Walter Landor, a leading pioneer in brand design, once stated, “Products are made in a factory, but brands are created in the mind.”
Today, that same principle guides the brand positioning efforts of Forty, a marketing agency in Chandler, Arizona.
Forty identifies three higher consumer needs that should be the basis for both brand-level and campaign-level thinking.
First and foremost, humans are social creatures. We cherish family and friendship, host dinner parties, play on sports teams and join book clubs to fulfill our undeniable need for affiliation.
Second, we strive to earn the respect of others, becoming self-confident individuals.
Third, we desire to discover our unique identity and become our true selves. Think Abraham Maslow and “self-actualization.”
Believe it or not, most marketing efforts fail to address these three higher needs, relying on a benefit-focused approach instead.
When devising your brand strategy, it’s important to recognize that branding is, at times, more about delivering the desired brand experience than selling the product or service.
According to Forty, “Brand experiences are almost always indirect. You don’t feel good because the brand told you to feel good. You feel good because the brand set up a scene that had the right feel-good elements.”
A brand is a constellation of values—including goodwill, perception, credibility and trust—that contribute to the character, style and purpose of your company. To create an effective brand experience, elements of the brand must be apparent in all aspects of your company’s daily operation.
Metaphors, a basic tool for human understanding, are often used to express a brand—explaining the unfamiliar in terms of the familiar. “For example, if you’re trying to convey a sense of adventure and discovery, you may draw upon sources such as Lewis & Clark, Indiana Jones or the moon landing,” cites Forty. The marketing agency identifies three primary types of brand metaphors:
Deep Brand Metaphors

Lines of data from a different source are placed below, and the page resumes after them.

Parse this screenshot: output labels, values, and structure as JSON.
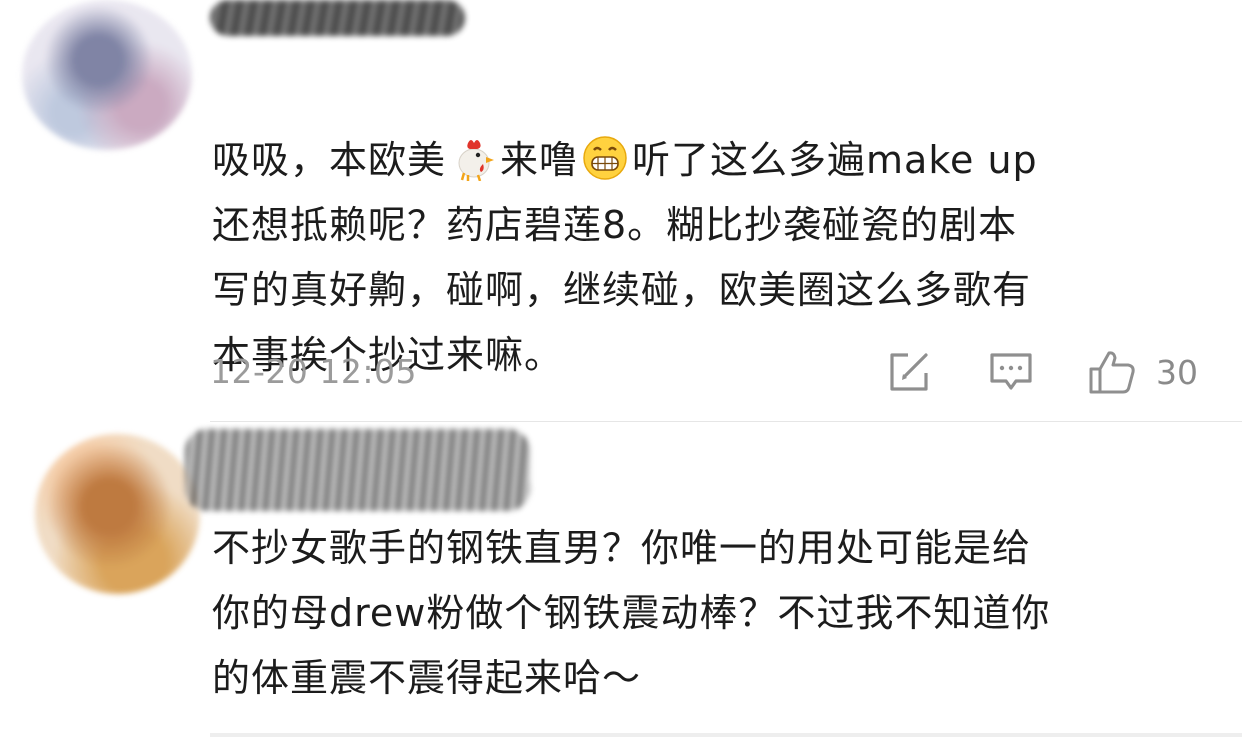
{
  "comments": [
    {
      "text_lines": [
        "吸吸，本欧美",
        "来噜",
        "听了这么多遍make up",
        "还想抵赖呢？药店碧莲8。糊比抄袭碰瓷的剧本",
        "写的真好齁，碰啊，继续碰，欧美圈这么多歌有",
        "本事挨个抄过来嘛。"
      ],
      "emoji_1": "chicken-emoji",
      "emoji_2": "grinning-face-emoji",
      "timestamp": "12-20 12:05",
      "like_count": "30"
    },
    {
      "text_lines": [
        "不抄女歌手的钢铁直男？你唯一的用处可能是给",
        "你的母drew粉做个钢铁震动棒？不过我不知道你",
        "的体重震不震得起来哈～"
      ]
    }
  ],
  "icons": {
    "repost": "repost-icon",
    "reply": "reply-icon",
    "like": "thumbs-up-icon"
  },
  "colors": {
    "text": "#1c1c1c",
    "meta": "#9b9b9b",
    "divider": "#e6e6e6"
  }
}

A deep brand metaphor is structured around an abstract concept that represents the relationship between the brand and the consumer. Oprah’s “O,” for example, invites viewers and readers alike to embark on a personal journey.
From the book titled The Hero and the Outlaw, a brand archetype is based on the idea of a popular character, be it from a best-selling novel or a box office smash film. Forty compiled a comprehensive list of 20 universal brand archetypes, ranging from the Entertainer (Clown, Jester, Performer) to the Ruler (King, Leader, Father).

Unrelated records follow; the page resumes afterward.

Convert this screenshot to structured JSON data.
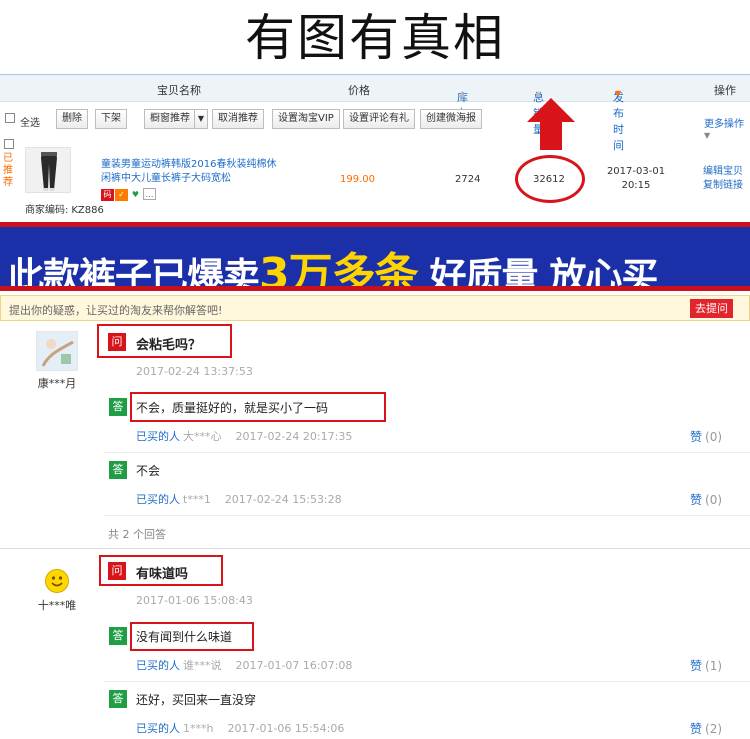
{
  "hero_title": "有图有真相",
  "seller": {
    "columns": {
      "name": "宝贝名称",
      "price": "价格",
      "stock": "库存",
      "sales": "总销量",
      "publish_time": "发布时间",
      "action": "操作"
    },
    "toolbar": {
      "select_all": "全选",
      "buttons": [
        "删除",
        "下架",
        "橱窗推荐",
        "取消推荐",
        "设置淘宝VIP",
        "设置评论有礼",
        "创建微海报"
      ],
      "more": "更多操作"
    },
    "item": {
      "recommended_tag": "已推荐",
      "title": "童装男童运动裤韩版2016春秋装纯棉休闲裤中大儿童长裤子大码宽松",
      "merchant_label": "商家编码:",
      "merchant_code": "KZ886",
      "price": "199.00",
      "stock": "2724",
      "sales": "32612",
      "date": "2017-03-01",
      "time": "20:15",
      "ops": [
        "编辑宝贝",
        "复制链接"
      ],
      "badges": [
        "码",
        "✓",
        "♥",
        "…"
      ]
    }
  },
  "banner": {
    "part1": "此款裤子已爆卖",
    "emph": "3万多条",
    "part2": " 好质量 放心买"
  },
  "qa": {
    "prompt": "提出你的疑惑，让买过的淘友来帮你解答吧!",
    "ask_button": "去提问",
    "q_tag": "问",
    "a_tag": "答",
    "buyer_label": "已买的人",
    "like_label": "赞",
    "threads": [
      {
        "user": "康***月",
        "question": "会粘毛吗？",
        "question_time": "2017-02-24 13:37:53",
        "answers": [
          {
            "text": "不会，质量挺好的，就是买小了一码",
            "buyer": "大***心",
            "time": "2017-02-24 20:17:35",
            "likes": "(0)"
          },
          {
            "text": "不会",
            "buyer": "t***1",
            "time": "2017-02-24 15:53:28",
            "likes": "(0)"
          }
        ],
        "count": "共 2 个回答"
      },
      {
        "user": "十***唯",
        "question": "有味道吗",
        "question_time": "2017-01-06 15:08:43",
        "answers": [
          {
            "text": "没有闻到什么味道",
            "buyer": "谁***说",
            "time": "2017-01-07 16:07:08",
            "likes": "(1)"
          },
          {
            "text": "还好，买回来一直没穿",
            "buyer": "1***h",
            "time": "2017-01-06 15:54:06",
            "likes": "(2)"
          }
        ]
      }
    ]
  }
}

Harley Davidson (The Maverick) dares you to defy social conventions. Nike (The Achiever) pushes you to maximize your athletic potential. Victoria’s Secret (The Sensualist) inspires you to discover your physical pleasure. You, who consume all three of these brands, are sure to be quite the multidimensional character.

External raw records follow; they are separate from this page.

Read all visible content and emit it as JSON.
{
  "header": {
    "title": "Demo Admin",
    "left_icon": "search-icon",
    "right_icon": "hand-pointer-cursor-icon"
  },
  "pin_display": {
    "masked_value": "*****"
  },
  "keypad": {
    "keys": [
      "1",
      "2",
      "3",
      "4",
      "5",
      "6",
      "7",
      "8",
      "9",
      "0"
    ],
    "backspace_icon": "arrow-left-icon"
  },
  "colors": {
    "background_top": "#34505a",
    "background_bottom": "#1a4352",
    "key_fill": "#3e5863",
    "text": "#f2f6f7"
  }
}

Cultural Brand Metaphors
A cultural brand metaphor references cultural icons shared by a brand’s consumers, but be careful not to cross the distinct boundary dividing brand metaphors from cheesy and more obvious themes. If the audience detects an “Old West” or “1960s” aura, you have most likely fallen into the great depths of “themeiness.”
For example, Coca-Cola has used the brand metaphor of an olive branch, a historic symbol of peace, in a number of campaigns to date.
Brand metaphors are most effective when they focus on specific and relevant attributes of the brand. A seemingly clever and interesting metaphor with little connection to the brand only confuses the consumer in an already clouded and crowded marketplace.
The implications of an effective brand metaphor are both wide-ranging and long-lasting. Among the many benefits, creative minds will discover a multitude of fresh ideas, management will gain insight when confronted with internal conflicts and staff members will answer phone calls in a tone consistent with the company’s brand.
“As a whole, the company’s culture can (and should) be deeply affected by the brand metaphor. It’s not a marketing gimmick; brand metaphors are about understanding what a company is really about and then explaining it in the most compact and compelling way possible,” concludes Forty.